The Brigadier was known for his cool. He had been on active duty in three of Pakistan’s four wars. It would be near impossible to hustle him out of this swimming pool.
Major Jamshed had been told not to say a word about the mission until they were en route. Brigadier’s ears only.
At first glance Major Jamshed spotted at least four sets of non-essential ears milling around the swimming pool, five if one counter the toddler with the nasty scratch. She was whimpering, a string of snot connecting her bleeding nose and mouth. Major Jamshed frowned and looked at his watch. It has taken him five minutes to drive across the club to the pool. This was taking too long already. He heard the screeching sound of the jeeps pulling up to the parking lot. Everyone was in position.
The Brigadier raised an eyebrow, but didn’t move except to wipe the puddle water from his eyes. “What’s happened?” He wore Lycra swimming trunks. Not the kind that looked like chuddis, they were longer than that naturally, reaching his mid-thigh, but still, he didn’t want the Major to see him so informally attired.
“I’ve got your uniform in the car Brigadier Sir, it’s urgent that we leave immediately.” Major Jamshed’s eyes darted back and forth; there were too many people to risk saying anything. He held his breath.
Democracy is a quick read; the short story is part of Penguin India’s ‘e-Saturday’ series, where a new work of fiction is released online every week, formulated to allow readers to dip in and out of the works of new authors. But the beauty of the work lies in its brevity – the prose is crisp, the satire biting (Azad meets his mistress, a television host, when she interviews him about “the military’s role in preserving history”) and the characters so briefly but wonderfully fleshed out, that you’re left wishing this coup could be stretched out just a little longer.
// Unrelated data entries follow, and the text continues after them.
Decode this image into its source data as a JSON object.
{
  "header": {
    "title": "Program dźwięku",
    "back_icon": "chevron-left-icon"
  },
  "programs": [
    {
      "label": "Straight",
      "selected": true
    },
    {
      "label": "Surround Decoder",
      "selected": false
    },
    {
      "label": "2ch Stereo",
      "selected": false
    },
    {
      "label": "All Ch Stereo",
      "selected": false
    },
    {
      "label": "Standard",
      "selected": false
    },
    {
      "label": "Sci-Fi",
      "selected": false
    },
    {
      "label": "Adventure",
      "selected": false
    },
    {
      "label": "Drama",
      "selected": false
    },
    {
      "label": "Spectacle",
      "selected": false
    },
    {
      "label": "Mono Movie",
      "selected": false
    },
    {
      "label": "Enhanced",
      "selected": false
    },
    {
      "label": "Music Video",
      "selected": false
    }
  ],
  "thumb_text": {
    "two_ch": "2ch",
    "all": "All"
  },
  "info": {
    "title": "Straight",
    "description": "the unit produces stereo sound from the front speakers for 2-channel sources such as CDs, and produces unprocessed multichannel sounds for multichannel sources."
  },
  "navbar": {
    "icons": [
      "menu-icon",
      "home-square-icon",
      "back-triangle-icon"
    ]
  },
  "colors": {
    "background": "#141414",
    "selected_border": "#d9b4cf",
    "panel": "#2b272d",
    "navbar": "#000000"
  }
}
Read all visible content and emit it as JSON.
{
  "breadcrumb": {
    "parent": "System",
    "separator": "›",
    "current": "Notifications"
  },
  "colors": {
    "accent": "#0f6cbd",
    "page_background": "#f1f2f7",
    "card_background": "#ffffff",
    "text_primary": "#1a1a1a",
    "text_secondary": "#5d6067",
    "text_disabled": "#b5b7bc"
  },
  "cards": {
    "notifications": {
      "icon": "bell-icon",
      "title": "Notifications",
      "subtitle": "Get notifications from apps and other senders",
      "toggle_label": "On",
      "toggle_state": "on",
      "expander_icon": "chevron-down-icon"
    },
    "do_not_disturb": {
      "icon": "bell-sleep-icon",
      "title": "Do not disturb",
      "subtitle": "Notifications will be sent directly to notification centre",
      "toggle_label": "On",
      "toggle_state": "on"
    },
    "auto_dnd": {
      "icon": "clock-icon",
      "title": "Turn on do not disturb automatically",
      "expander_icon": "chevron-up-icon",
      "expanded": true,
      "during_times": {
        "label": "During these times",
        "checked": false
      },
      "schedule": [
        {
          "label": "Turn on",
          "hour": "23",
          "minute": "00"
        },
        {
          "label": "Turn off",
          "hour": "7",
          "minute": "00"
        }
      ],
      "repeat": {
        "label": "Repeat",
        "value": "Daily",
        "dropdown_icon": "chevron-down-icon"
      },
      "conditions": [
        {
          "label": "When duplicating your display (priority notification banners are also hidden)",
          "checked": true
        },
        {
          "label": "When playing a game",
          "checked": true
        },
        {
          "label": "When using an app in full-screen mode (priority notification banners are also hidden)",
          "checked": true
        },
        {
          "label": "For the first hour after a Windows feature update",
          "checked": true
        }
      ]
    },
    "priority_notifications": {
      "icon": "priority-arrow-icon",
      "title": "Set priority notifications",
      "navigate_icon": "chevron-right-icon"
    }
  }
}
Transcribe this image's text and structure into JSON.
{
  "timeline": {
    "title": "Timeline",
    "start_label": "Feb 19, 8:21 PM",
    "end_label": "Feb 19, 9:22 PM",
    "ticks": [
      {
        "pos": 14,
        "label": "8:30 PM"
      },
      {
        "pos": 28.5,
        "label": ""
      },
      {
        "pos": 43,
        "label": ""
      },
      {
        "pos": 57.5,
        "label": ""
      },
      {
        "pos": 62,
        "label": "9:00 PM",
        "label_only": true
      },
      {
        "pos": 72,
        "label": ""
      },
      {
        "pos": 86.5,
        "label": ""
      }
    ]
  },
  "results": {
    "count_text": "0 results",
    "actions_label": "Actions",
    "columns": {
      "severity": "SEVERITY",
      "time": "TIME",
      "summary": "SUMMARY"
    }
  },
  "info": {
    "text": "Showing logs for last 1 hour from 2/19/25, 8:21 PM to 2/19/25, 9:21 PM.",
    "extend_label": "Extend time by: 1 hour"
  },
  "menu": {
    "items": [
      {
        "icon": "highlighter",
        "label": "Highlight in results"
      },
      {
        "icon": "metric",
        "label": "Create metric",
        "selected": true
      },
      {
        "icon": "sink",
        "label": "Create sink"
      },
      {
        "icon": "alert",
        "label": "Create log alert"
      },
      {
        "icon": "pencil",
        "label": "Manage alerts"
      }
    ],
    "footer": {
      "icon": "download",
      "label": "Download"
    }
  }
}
Democracy, out tomorrow. pic.twitter.com/jVA1oPK2bO
— fatima bhutto (@fbhutto) February 13, 2015
The title of her book caused some confusion on social media. Asking where they could get democracy in Pakistan, it was not completely clear whether people were referring to Bhutto’s book or the form of government.
With additional input by Anaam Afridi